March 10, 2006

...Learn TDD with Codemanship

More Atrocious Customer Service

I'm infamous for complaining about companies that, once they've got your money, completely fail to deliver. But if there's one thing that really gets my goat, it's sales people that are so bad they can't even be bothered to sell to you in the first place.

Enter stage right a sales representative from online meeting/conferencing technology company WebEx. I am investigating new and innovative ways of delivering training and coaching online to a worldwide audience. From their blurb, WebEx appeared to have just the right solution. So I apply for a 14-day trial. A sales guy called Kellog phones me the very next day. I think, "gosh, these guys are keen". (I also wonder how expensive this product is going to turn out to be...) Kellog arranges a 30-minute demo at 10:00 GMT (which was about 30 minutes ago). He sends me an email invitation with a link to click on to join the meeting. He even sends a reminder the day before the meeting is due to start.

So, at 10:00 on the dot, I dutifully click on the link, follow the joining instructions, install the WebEx Java client(which could be recording every keystroke I make for all I know), set up the microphone and headphones using their "audio setup wizard", and then I wait. And I wait. And I'm still waiting.

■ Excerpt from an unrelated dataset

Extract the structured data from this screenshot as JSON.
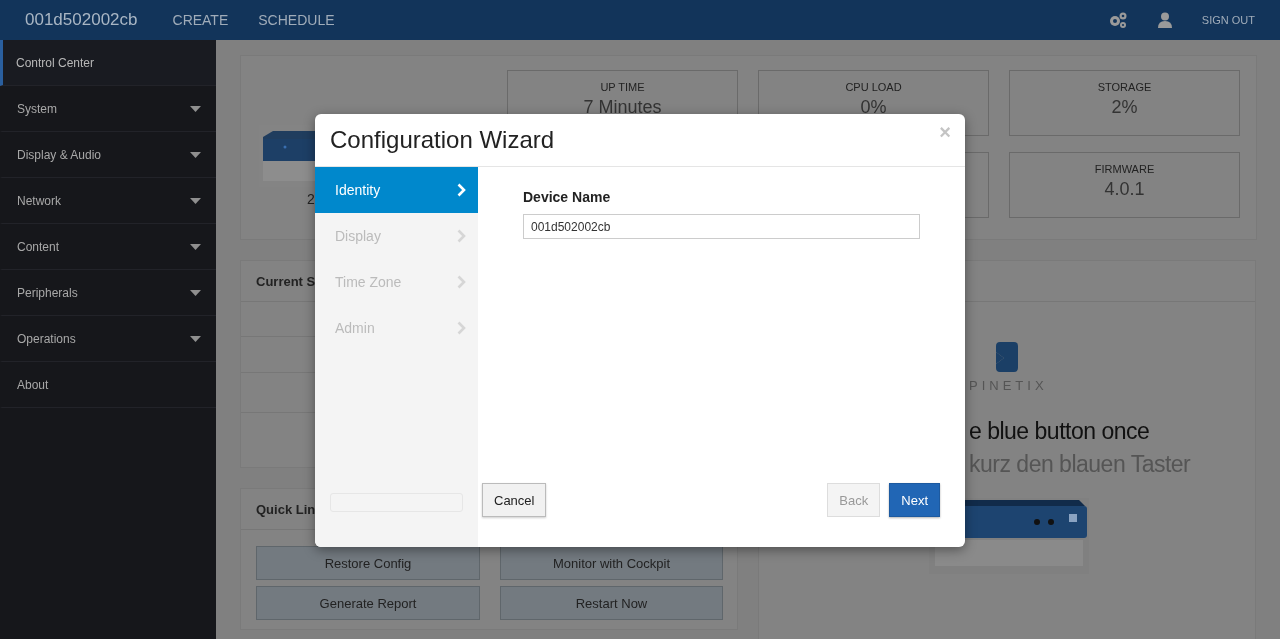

At 10:10 I send Kellog an email saying "ready when you are". No reply. So I wait some more. I've sent another email basically saying "hey, YOU arranged this demo". Still nothing.

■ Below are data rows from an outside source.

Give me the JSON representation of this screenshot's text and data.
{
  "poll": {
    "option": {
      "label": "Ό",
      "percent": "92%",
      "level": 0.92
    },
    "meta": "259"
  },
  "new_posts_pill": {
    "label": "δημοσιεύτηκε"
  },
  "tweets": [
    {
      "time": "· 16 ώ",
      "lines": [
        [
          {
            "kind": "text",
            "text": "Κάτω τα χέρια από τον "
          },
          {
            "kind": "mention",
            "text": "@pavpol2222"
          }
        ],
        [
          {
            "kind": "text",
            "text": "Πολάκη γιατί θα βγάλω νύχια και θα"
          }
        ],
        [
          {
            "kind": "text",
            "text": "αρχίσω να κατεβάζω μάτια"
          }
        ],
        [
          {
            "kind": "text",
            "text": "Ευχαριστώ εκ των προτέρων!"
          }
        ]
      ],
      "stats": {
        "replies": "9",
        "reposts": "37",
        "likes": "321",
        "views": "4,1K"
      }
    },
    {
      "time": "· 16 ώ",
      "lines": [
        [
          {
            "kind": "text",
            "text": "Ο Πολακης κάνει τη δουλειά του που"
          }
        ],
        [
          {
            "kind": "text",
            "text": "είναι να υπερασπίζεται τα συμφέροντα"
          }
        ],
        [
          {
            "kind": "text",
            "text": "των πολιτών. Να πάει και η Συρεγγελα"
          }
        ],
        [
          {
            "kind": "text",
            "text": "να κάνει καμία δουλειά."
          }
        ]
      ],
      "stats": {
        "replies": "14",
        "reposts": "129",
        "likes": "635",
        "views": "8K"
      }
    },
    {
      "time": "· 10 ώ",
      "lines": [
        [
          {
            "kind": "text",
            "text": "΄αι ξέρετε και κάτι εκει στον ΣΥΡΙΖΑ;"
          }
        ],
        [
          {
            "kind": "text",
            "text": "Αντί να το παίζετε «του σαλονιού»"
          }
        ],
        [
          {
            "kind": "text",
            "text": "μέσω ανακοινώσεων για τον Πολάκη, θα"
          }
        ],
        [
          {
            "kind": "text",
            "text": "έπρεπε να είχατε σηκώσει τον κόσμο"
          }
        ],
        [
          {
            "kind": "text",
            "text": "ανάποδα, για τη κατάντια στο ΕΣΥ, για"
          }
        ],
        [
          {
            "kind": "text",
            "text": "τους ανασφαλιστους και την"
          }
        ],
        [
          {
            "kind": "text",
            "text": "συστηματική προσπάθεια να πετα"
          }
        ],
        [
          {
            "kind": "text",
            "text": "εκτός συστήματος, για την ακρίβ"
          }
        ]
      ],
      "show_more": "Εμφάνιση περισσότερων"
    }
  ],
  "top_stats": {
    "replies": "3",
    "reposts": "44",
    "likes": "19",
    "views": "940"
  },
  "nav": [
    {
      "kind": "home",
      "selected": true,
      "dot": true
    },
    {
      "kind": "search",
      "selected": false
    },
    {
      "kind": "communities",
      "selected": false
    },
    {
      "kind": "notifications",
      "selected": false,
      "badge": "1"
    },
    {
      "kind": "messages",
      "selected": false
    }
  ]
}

Now, I know it may be the middle of the night where he is - actually, I never bothered to check where he is (it's not my problem) - but HE suggested the time and HE organised the meeting. If 5am's too early - and I suspect even for a hungry sales guy it might be - then he shouldn't have committed to it. I'm no sales expert (no really, I'm not), but don't the "Sales 101" books say something about keeping your promises?

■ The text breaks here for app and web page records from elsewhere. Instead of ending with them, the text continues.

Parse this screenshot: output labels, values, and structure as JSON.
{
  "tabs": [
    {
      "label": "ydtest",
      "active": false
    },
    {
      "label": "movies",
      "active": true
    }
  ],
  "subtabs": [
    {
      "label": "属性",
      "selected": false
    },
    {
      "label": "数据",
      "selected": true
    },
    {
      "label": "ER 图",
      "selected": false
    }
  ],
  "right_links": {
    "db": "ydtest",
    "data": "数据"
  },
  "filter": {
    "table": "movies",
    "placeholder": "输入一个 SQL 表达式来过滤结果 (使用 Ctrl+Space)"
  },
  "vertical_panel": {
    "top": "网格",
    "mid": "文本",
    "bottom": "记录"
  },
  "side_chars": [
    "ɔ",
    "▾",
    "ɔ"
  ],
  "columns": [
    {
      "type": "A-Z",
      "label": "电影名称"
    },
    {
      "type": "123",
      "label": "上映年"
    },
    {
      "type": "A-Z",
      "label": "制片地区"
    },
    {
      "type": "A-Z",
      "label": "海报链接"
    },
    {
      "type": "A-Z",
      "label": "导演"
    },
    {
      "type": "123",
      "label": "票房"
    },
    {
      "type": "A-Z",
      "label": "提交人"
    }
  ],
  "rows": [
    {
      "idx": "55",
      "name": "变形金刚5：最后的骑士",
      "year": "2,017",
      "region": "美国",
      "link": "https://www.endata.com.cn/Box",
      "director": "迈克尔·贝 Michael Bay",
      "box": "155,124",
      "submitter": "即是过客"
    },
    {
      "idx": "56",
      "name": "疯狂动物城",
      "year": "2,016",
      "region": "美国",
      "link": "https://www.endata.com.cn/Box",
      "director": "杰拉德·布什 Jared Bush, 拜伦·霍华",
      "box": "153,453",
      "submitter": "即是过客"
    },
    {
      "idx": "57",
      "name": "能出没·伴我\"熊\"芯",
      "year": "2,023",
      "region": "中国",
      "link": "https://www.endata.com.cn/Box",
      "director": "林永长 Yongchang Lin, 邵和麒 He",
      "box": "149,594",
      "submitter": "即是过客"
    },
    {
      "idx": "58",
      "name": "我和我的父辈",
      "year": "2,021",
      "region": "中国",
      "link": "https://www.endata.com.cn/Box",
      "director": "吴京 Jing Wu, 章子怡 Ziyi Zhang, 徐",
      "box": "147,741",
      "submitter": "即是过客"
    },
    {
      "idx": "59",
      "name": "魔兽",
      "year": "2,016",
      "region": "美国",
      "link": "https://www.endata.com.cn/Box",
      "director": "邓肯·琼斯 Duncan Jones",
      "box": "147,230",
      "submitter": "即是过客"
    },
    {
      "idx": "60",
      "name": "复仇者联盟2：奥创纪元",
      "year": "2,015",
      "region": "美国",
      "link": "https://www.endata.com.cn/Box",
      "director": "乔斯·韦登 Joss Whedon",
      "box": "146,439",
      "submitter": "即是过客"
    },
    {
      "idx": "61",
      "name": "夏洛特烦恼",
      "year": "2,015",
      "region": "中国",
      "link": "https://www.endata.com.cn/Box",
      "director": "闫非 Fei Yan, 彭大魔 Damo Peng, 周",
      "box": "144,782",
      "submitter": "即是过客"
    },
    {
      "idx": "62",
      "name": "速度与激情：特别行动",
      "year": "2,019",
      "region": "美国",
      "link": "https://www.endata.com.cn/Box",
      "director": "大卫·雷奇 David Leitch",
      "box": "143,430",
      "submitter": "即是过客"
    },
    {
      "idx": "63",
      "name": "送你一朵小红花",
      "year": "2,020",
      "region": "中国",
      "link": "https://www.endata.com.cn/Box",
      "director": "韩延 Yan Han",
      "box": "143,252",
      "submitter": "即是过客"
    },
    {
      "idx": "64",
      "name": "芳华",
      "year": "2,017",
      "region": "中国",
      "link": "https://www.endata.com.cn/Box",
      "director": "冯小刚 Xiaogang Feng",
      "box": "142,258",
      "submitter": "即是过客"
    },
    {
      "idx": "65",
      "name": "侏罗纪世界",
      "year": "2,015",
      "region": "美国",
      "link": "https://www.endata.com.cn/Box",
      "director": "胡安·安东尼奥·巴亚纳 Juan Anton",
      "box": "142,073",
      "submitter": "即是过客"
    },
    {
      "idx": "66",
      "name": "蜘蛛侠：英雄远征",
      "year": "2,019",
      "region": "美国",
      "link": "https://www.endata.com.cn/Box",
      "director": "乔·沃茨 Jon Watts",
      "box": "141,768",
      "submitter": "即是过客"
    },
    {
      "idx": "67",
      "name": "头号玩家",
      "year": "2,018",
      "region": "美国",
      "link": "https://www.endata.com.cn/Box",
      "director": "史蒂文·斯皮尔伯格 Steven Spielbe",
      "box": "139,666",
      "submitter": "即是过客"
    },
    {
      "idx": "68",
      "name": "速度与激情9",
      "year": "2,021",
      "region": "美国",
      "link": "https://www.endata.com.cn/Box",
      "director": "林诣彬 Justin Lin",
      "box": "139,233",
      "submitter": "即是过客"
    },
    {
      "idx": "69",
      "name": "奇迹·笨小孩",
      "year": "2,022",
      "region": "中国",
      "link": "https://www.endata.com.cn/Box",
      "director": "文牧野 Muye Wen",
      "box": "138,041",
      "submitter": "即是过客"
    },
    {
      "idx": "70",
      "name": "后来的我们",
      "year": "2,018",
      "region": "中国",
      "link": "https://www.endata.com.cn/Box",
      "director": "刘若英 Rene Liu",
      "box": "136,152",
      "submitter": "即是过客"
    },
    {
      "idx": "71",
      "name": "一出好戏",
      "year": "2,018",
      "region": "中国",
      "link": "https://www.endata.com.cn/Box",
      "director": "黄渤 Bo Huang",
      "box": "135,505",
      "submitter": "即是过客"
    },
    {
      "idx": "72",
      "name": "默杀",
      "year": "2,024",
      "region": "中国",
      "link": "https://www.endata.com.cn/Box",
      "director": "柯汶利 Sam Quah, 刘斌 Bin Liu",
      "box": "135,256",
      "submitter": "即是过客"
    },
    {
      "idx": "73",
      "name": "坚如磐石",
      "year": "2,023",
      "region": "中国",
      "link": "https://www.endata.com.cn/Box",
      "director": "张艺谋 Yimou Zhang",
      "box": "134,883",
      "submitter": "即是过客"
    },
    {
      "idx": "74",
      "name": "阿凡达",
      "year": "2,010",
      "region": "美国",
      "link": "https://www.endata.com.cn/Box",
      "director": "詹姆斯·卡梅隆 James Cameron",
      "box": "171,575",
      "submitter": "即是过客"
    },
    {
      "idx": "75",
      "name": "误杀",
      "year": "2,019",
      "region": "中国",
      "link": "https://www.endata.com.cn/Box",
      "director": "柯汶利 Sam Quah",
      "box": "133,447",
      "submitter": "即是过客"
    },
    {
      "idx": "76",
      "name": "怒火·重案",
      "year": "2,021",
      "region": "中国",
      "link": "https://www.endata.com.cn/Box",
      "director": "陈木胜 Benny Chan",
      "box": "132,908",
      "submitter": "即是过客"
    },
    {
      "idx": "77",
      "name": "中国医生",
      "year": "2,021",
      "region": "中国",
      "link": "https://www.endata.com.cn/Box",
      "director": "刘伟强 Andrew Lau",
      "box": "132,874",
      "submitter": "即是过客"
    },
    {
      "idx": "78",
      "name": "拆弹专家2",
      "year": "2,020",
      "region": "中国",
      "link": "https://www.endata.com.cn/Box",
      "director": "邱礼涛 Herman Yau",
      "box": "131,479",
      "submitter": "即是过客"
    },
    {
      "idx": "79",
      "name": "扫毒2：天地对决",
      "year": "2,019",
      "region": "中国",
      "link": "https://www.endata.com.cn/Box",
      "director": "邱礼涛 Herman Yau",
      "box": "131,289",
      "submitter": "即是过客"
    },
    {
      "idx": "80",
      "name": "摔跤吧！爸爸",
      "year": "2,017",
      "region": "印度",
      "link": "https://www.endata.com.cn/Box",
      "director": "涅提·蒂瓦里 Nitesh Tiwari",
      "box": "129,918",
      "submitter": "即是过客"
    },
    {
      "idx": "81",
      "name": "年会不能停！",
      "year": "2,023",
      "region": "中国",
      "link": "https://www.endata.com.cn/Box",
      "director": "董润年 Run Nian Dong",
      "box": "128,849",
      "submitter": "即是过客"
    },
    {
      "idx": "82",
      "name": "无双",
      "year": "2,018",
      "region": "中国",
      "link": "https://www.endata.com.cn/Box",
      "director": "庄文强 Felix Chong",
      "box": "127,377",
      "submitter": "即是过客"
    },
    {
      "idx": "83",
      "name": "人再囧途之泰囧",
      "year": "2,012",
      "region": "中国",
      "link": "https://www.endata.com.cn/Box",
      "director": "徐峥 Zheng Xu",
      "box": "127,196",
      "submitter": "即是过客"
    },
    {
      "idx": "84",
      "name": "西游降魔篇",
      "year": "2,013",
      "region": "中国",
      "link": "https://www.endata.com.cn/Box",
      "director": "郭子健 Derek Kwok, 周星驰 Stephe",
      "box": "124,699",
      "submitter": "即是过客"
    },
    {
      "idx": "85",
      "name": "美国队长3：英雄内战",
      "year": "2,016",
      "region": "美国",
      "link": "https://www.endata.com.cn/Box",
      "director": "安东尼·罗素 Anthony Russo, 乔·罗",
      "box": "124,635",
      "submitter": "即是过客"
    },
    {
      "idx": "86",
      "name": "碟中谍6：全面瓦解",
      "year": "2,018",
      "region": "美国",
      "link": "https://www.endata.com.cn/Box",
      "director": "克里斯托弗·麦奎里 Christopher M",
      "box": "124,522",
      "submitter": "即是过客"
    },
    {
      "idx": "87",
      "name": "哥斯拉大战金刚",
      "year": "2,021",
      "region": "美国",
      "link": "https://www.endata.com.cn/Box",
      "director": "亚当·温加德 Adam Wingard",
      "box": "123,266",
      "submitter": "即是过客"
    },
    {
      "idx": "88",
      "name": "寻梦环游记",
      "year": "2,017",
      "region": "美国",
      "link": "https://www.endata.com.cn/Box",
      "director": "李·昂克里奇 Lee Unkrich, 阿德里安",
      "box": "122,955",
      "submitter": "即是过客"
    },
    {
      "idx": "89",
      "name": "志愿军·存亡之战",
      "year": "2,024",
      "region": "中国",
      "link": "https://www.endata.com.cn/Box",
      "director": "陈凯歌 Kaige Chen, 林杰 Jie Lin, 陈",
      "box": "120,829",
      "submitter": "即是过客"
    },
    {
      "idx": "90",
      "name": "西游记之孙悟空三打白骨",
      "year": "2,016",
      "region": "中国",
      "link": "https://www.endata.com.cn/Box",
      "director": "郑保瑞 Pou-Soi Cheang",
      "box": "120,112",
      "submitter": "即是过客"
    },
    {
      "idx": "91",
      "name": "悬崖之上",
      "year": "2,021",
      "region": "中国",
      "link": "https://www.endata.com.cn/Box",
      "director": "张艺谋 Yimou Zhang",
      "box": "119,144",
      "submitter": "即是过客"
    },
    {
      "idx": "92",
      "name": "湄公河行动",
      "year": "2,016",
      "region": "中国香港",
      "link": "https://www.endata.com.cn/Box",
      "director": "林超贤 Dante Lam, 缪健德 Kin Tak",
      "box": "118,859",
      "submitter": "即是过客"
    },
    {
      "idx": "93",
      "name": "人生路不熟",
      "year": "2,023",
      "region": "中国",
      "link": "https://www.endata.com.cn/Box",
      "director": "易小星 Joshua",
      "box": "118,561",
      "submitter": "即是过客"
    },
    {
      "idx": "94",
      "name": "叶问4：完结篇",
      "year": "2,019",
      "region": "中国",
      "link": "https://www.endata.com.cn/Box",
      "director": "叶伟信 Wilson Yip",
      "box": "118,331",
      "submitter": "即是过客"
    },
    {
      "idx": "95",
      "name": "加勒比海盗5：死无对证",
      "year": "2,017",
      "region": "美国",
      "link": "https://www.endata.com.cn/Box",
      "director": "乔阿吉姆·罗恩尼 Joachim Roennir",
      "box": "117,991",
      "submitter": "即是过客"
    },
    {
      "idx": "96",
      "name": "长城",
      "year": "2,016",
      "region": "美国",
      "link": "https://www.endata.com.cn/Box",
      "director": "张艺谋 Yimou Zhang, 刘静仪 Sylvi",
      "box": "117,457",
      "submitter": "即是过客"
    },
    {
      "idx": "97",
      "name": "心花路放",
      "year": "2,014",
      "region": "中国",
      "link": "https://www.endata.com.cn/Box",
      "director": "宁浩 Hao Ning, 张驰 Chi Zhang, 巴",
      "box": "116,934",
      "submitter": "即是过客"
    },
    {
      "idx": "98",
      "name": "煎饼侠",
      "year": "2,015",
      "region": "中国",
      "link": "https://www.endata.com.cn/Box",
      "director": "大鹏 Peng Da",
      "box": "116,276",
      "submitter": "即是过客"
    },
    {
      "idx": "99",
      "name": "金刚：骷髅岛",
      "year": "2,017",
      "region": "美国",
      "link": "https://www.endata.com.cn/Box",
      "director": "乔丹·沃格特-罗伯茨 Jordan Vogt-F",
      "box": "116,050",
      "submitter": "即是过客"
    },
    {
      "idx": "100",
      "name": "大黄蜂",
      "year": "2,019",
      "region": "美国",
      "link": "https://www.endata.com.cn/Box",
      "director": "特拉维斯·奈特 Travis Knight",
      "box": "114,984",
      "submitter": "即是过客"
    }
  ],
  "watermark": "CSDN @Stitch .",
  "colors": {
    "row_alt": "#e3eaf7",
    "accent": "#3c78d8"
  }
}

So I told him to expect some bad publicity. Unlike Kellog and WebEx, I try to keep my promises :-)
Posted 15 years, 9 months ago on March 10, 2006